On Oct. 14, The Academy of Motion Picture Arts and Sciences decided to dismiss Harvey Weinstein as a member, the second time ever this judgment has been evoked. This follows a league of blows against the producer, including separation from his wife, still-mounting legal troubles and the revilement of almost all film executives and actors. All of this and more is certainly deserved given the over two dozen allegations of sexual assault, misconduct or rape against him.
Within their statement for his expulsion, the Academy wrote their intention with this decision is in part to “send a message that the era of willful ignorance and shameful complicity in sexually predatory behavior and workplace harassment in our industry is over.” While this statement is certainly distinct in message, its tone and implications almost seem to reflect that of the Weinstein Company’s statement upon firing their co-founder. Most importantly, both seem to imply that these allegations come as a shock to the groups.
Unfortunately for victims everywhere, this is obviously and provably false.
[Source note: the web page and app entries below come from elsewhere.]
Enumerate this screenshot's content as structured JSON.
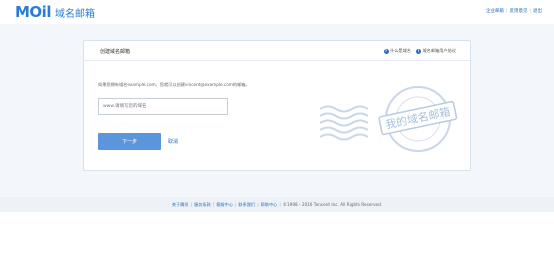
{
  "header": {
    "logo_mail": "MOil",
    "logo_subtitle": "域名邮箱",
    "links": [
      {
        "label": "企业邮箱"
      },
      {
        "label": "反馈意见"
      },
      {
        "label": "退出"
      }
    ]
  },
  "card": {
    "title": "创建域名邮箱",
    "help": [
      {
        "label": "什么是域名"
      },
      {
        "label": "域名邮箱用户协议"
      }
    ],
    "description": "如果您拥有域名example.com，您就可以创建vincent@example.com的邮箱。",
    "input": {
      "value": "",
      "placeholder": "www.请填写您的域名"
    },
    "next_label": "下一步",
    "cancel_label": "取消"
  },
  "stamp": {
    "text": "我的域名邮箱"
  },
  "footer": {
    "links": [
      {
        "label": "关于腾讯"
      },
      {
        "label": "服务条款"
      },
      {
        "label": "客服中心"
      },
      {
        "label": "联系我们"
      },
      {
        "label": "帮助中心"
      }
    ],
    "copyright": "©1998 - 2016 Tencent Inc. All Rights Reserved."
  },
  "colors": {
    "brand": "#2b7cd3",
    "button": "#5b95dc",
    "link": "#2b6cb7",
    "band": "#f3f6fa"
  }
}
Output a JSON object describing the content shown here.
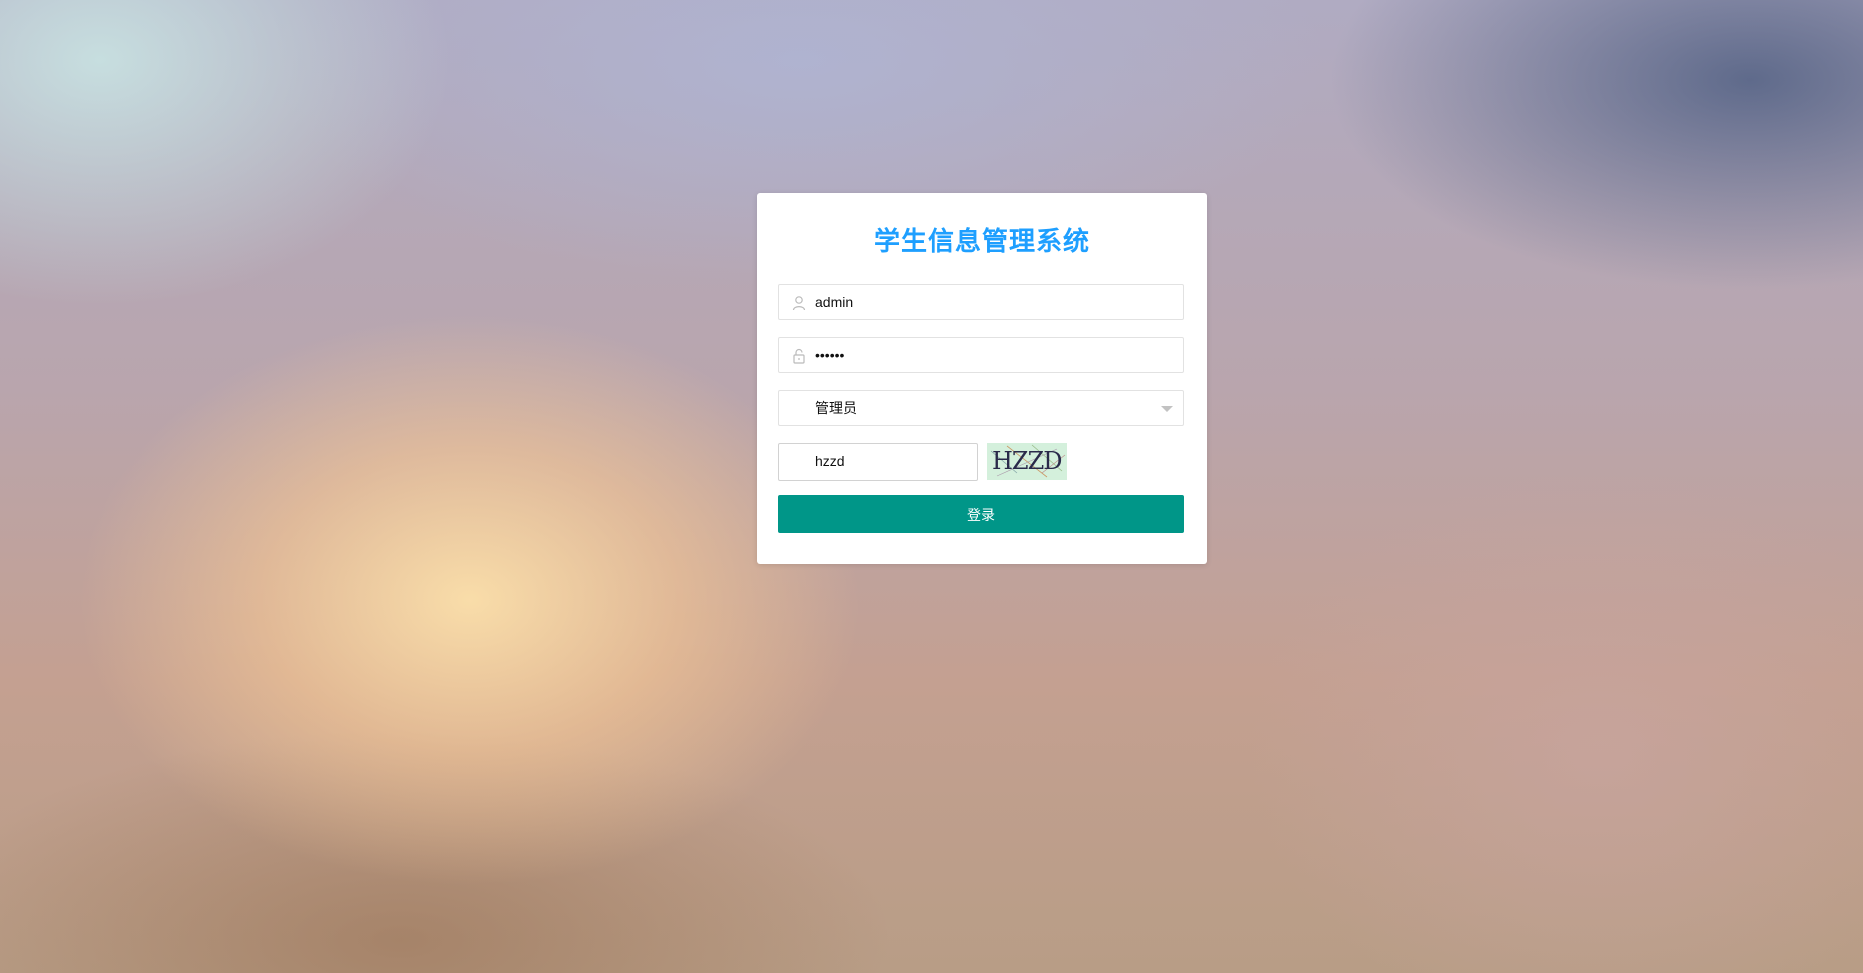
{
  "app": {
    "title": "学生信息管理系统"
  },
  "login_form": {
    "username": {
      "value": "admin",
      "icon": "user-icon"
    },
    "password": {
      "value": "••••••",
      "icon": "lock-icon"
    },
    "role_select": {
      "selected": "管理员",
      "icon": "chevron-down-icon"
    },
    "captcha": {
      "input_value": "hzzd",
      "image_text": "HZZD"
    },
    "submit_label": "登录"
  },
  "colors": {
    "title": "#1e9fff",
    "button": "#009688",
    "captcha_bg": "#d4f0dc"
  }
}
Allegations against Weinstein have been around for decades, most times being discredited or paid off and silenced. Repeatedly, Weinstein would invite women, often at the start of their careers, to the same hotel in attempts to coerce them into massages and sex. Multiple times among these, Weinstein would employ the aid of subordinates. Contracts for employees within his namesake company even included a ban on the reporting of reputation-harming events, likely for this very reason. As for the Academy’s statement, the continued membership of similarly-outed people like Roman Polanski and Bill Cosby call into question the validity of their goal.
The idea that Weinstein Company executives (including Harvey’s brother) and the Academy were ignorant of this rampant abuse of power would be laughable if it were not representative of a problem so depressing. One of the many ways in which Hollywood operates is through the abuse of those in desperate want of jobs. There are more qualified people than there are stars in the Walk of Fame, so if one of them will offer other services, seedy people like Weinstein will take advantage.
One of the most dizzying aspects of the case is how long, and with how many victims, the abuse went on for. Even the apex sexual predator could not lurk for decades without being caught, surely. The real reason Weinstein was able to have as outrageous a record as he did was the complicit nature of his peers within the film industry. Make no mistake, the uncovering of Harvey Weinstein is not a win for victims or those who come forward. If it were, Weinstein would have been outed years ago. Instead, those in power around Weinstein protected him from his own self for self-motivated gains. “Willful ignorance and shameful complicity,” as the Academy put it, is the name of the game in Hollywood. Harvey Weinstein’s fatal misstep (professionally, not morally) was (unfortunately) not his disgusting behavior and actions, but rather losing the protection of those around him for one reason or another.
As much as these different groups and people will continue to distance themselves from the likes of Harvey Weinstein, there will be still more people doing the same and worse. As much as news sources will continue to tout the same disheveled portrait of him to give credence to the idea that monsters can be caught, nothing will really change. Abusers will still exist in the industry, their peers will still cover them up and victims will still feel helpless standing up to it all. Until the industry starts putting safety above personal gains, that’s show business!
Peter Fenteany is a campus correspondent for The Daily Campus. He can be reached via email at firstname.lastname@example.org.